EXERCISE DETAILS: Copy each line of the records below that mentions the word "Shift".

SUPPLIED MATERIAL:

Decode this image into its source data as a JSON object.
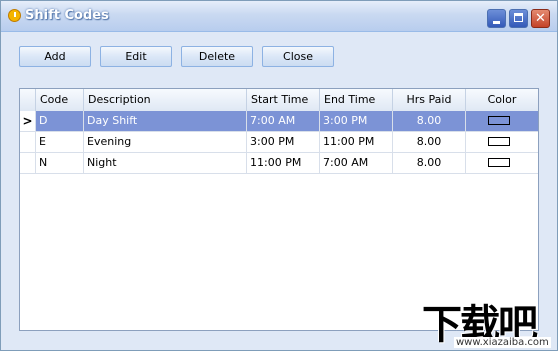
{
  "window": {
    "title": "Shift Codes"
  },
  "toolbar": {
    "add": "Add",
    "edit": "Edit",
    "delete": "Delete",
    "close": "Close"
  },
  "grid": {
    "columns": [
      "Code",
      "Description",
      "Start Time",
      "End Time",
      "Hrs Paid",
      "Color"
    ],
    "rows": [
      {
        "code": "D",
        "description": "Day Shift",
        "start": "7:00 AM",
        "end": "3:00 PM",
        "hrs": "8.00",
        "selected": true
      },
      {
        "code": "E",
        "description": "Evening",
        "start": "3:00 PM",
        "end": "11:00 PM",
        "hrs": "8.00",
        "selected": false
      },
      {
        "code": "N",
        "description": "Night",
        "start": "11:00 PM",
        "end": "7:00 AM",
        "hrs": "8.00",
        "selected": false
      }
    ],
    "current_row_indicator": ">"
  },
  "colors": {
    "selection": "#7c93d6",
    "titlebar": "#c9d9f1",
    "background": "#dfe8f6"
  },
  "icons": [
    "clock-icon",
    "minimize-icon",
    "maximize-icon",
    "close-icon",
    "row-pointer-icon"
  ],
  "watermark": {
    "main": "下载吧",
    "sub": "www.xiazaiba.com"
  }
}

RESPONSE AREA:
    "title": "Shift Codes"
        "description": "Day Shift",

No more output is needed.